[Data records for software interfaces]
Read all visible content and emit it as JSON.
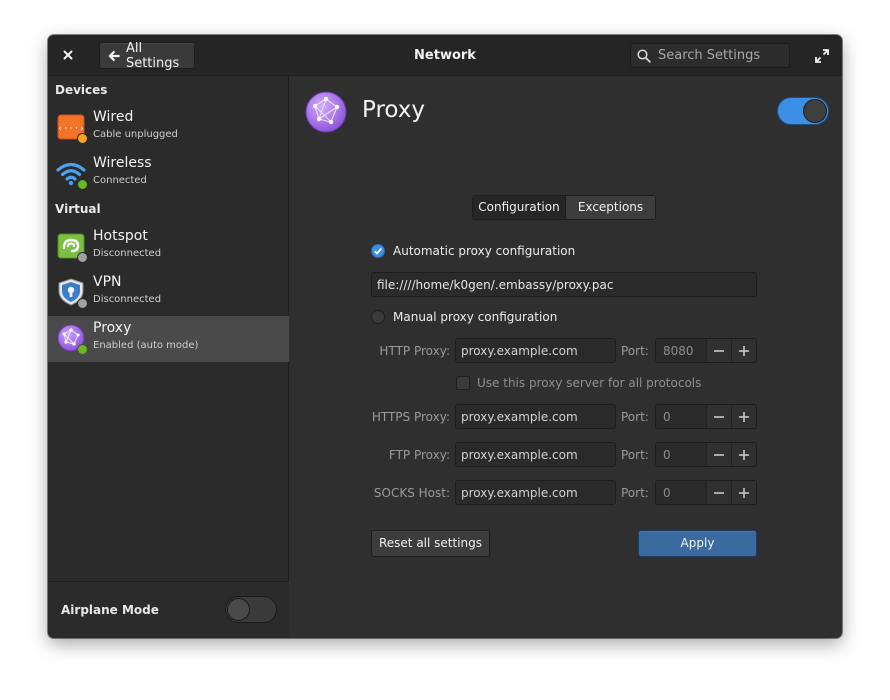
{
  "window": {
    "title": "Network",
    "back_button_label": "All Settings",
    "search_placeholder": "Search Settings"
  },
  "sidebar": {
    "sections": [
      {
        "heading": "Devices",
        "items": [
          {
            "label": "Wired",
            "status": "Cable unplugged",
            "status_color": "#f5a623",
            "icon": "wired-network-icon"
          },
          {
            "label": "Wireless",
            "status": "Connected",
            "status_color": "#68b723",
            "icon": "wireless-icon"
          }
        ]
      },
      {
        "heading": "Virtual",
        "items": [
          {
            "label": "Hotspot",
            "status": "Disconnected",
            "status_color": "#a0a0a0",
            "icon": "hotspot-icon"
          },
          {
            "label": "VPN",
            "status": "Disconnected",
            "status_color": "#a0a0a0",
            "icon": "vpn-shield-icon"
          },
          {
            "label": "Proxy",
            "status": "Enabled (auto mode)",
            "status_color": "#68b723",
            "icon": "proxy-globe-icon",
            "selected": true
          }
        ]
      }
    ],
    "airplane_mode": {
      "label": "Airplane Mode",
      "enabled": false
    }
  },
  "proxy": {
    "title": "Proxy",
    "enabled": true,
    "tabs": [
      {
        "label": "Configuration",
        "active": true
      },
      {
        "label": "Exceptions",
        "active": false
      }
    ],
    "auto_label": "Automatic proxy configuration",
    "auto_selected": true,
    "pac_url": "file:////home/k0gen/.embassy/proxy.pac",
    "manual_label": "Manual proxy configuration",
    "manual_selected": false,
    "port_label": "Port:",
    "use_for_all_label": "Use this proxy server for all protocols",
    "rows": [
      {
        "label": "HTTP Proxy:",
        "host": "proxy.example.com",
        "port": "8080"
      },
      {
        "label": "HTTPS Proxy:",
        "host": "proxy.example.com",
        "port": "0"
      },
      {
        "label": "FTP Proxy:",
        "host": "proxy.example.com",
        "port": "0"
      },
      {
        "label": "SOCKS Host:",
        "host": "proxy.example.com",
        "port": "0"
      }
    ],
    "reset_label": "Reset all settings",
    "apply_label": "Apply"
  },
  "colors": {
    "accent": "#3d8fe6",
    "apply_button": "#3b6aa0"
  }
}
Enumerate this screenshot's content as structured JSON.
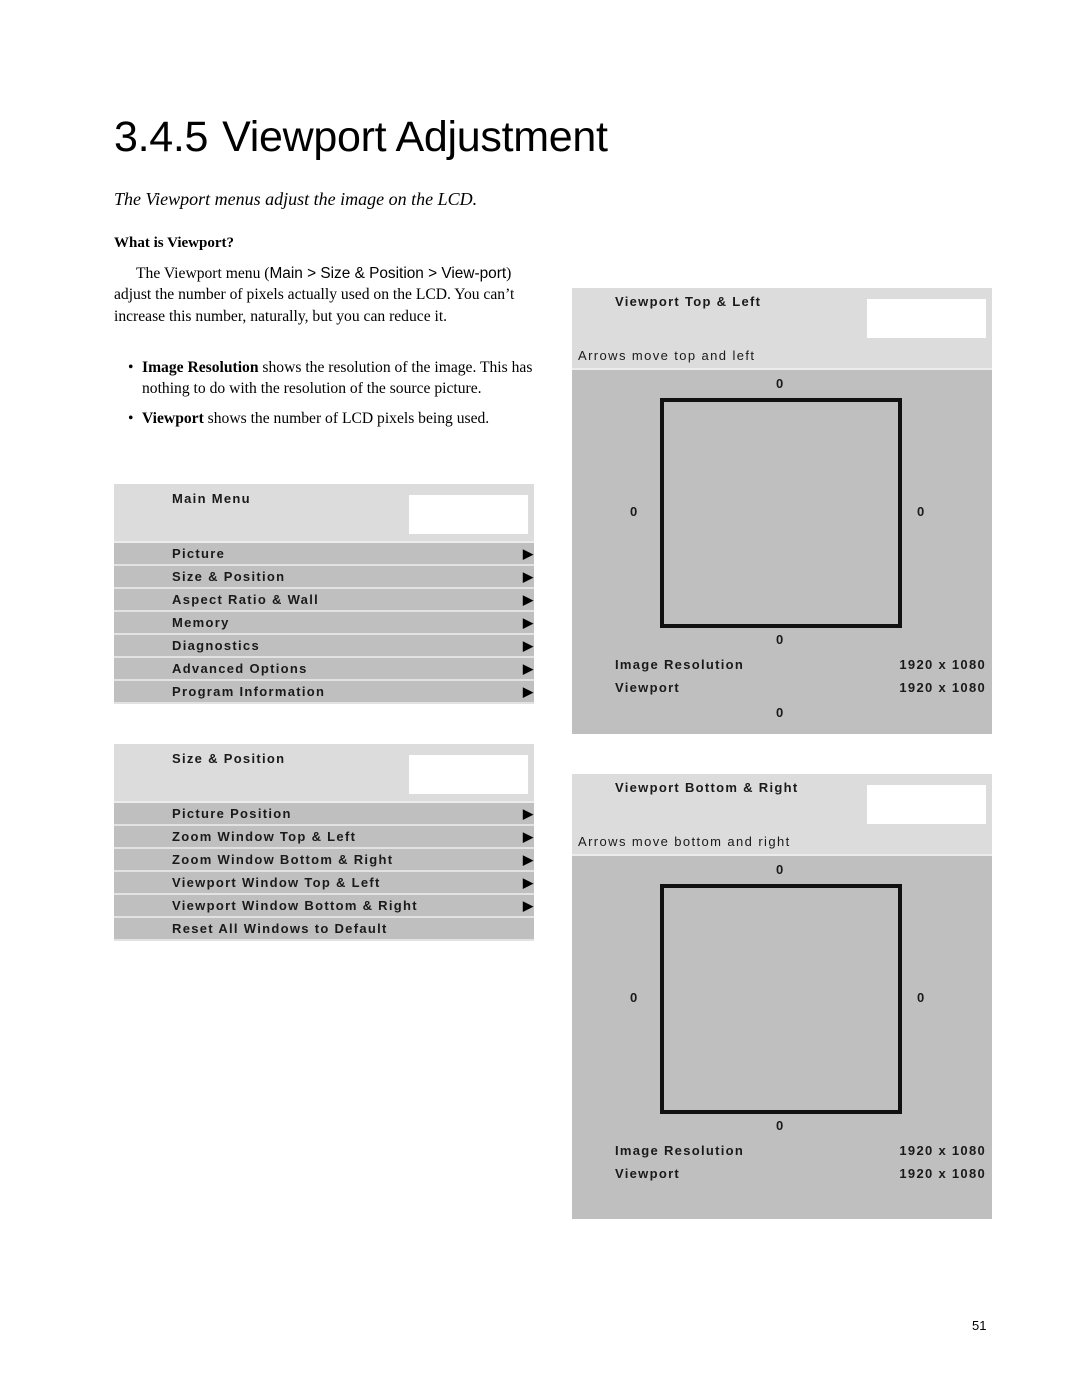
{
  "page": {
    "section_number": "3.4.5",
    "title": "Viewport Adjustment",
    "subtitle": "The Viewport menus adjust the image on the LCD.",
    "heading": "What is Viewport?",
    "paragraph": {
      "part1": "The Viewport menu (",
      "path": "Main > Size & Position > View-port",
      "part2": ") adjust the number of pixels actually used on the LCD. You can’t increase this number, naturally, but you can reduce it."
    },
    "bullets": [
      {
        "bold": "Image",
        "bold_rest": " Resolution",
        "text": " shows the resolution of the image. This has nothing to do with the resolution of the source picture."
      },
      {
        "bold": "Viewport",
        "bold_rest": "",
        "text": " shows the number of LCD pixels being used."
      }
    ],
    "bullet_glyph": "•",
    "page_number": "51"
  },
  "main_menu": {
    "title": "Main Menu",
    "items": [
      {
        "label": "Picture",
        "arrow": "▶"
      },
      {
        "label": "Size & Position",
        "arrow": "▶"
      },
      {
        "label": "Aspect Ratio & Wall",
        "arrow": "▶"
      },
      {
        "label": "Memory",
        "arrow": "▶"
      },
      {
        "label": "Diagnostics",
        "arrow": "▶"
      },
      {
        "label": "Advanced Options",
        "arrow": "▶"
      },
      {
        "label": "Program Information",
        "arrow": "▶"
      }
    ]
  },
  "size_position_menu": {
    "title": "Size & Position",
    "items": [
      {
        "label": "Picture Position",
        "arrow": "▶"
      },
      {
        "label": "Zoom Window Top & Left",
        "arrow": "▶"
      },
      {
        "label": "Zoom Window Bottom & Right",
        "arrow": "▶"
      },
      {
        "label": "Viewport Window Top & Left",
        "arrow": "▶"
      },
      {
        "label": "Viewport Window Bottom & Right",
        "arrow": "▶"
      },
      {
        "label": "Reset All Windows to Default",
        "arrow": ""
      }
    ]
  },
  "viewport_top_left": {
    "title": "Viewport Top & Left",
    "hint": "Arrows move top and left",
    "top": "0",
    "left": "0",
    "right": "0",
    "bottom": "0",
    "image_resolution_label": "Image Resolution",
    "image_resolution_value": "1920 x 1080",
    "viewport_label": "Viewport",
    "viewport_value": "1920 x 1080",
    "footer_value": "0"
  },
  "viewport_bottom_right": {
    "title": "Viewport Bottom & Right",
    "hint": "Arrows move bottom and right",
    "top": "0",
    "left": "0",
    "right": "0",
    "bottom": "0",
    "image_resolution_label": "Image Resolution",
    "image_resolution_value": "1920 x 1080",
    "viewport_label": "Viewport",
    "viewport_value": "1920 x 1080"
  }
}
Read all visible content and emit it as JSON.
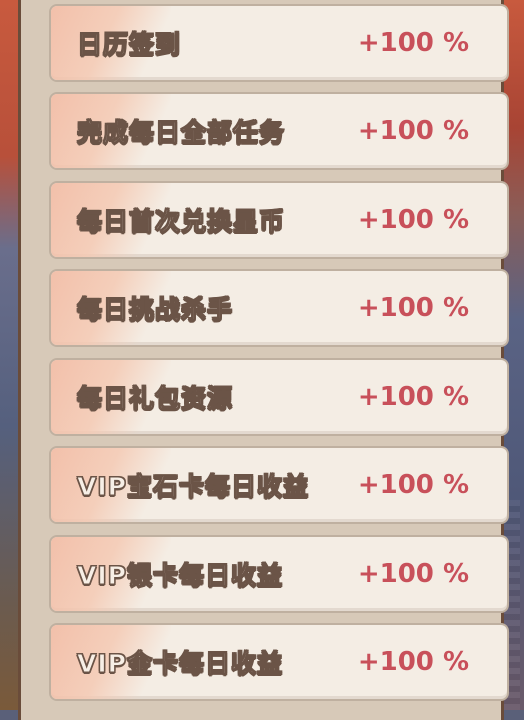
{
  "rewards": [
    {
      "label": "日历签到",
      "bonus": "+100 %"
    },
    {
      "label": "完成每日全部任务",
      "bonus": "+100 %"
    },
    {
      "label": "每日首次兑换星币",
      "bonus": "+100 %"
    },
    {
      "label": "每日挑战杀手",
      "bonus": "+100 %"
    },
    {
      "label": "每日礼包资源",
      "bonus": "+100 %"
    },
    {
      "label": "VIP宝石卡每日收益",
      "bonus": "+100 %"
    },
    {
      "label": "VIP银卡每日收益",
      "bonus": "+100 %"
    },
    {
      "label": "VIP金卡每日收益",
      "bonus": "+100 %"
    }
  ],
  "colors": {
    "bonus": "#c8505a",
    "row_bg": "#f4ede4",
    "label_outline": "#6b5447"
  }
}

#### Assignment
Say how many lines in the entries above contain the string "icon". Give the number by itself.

#### Exercise answer
5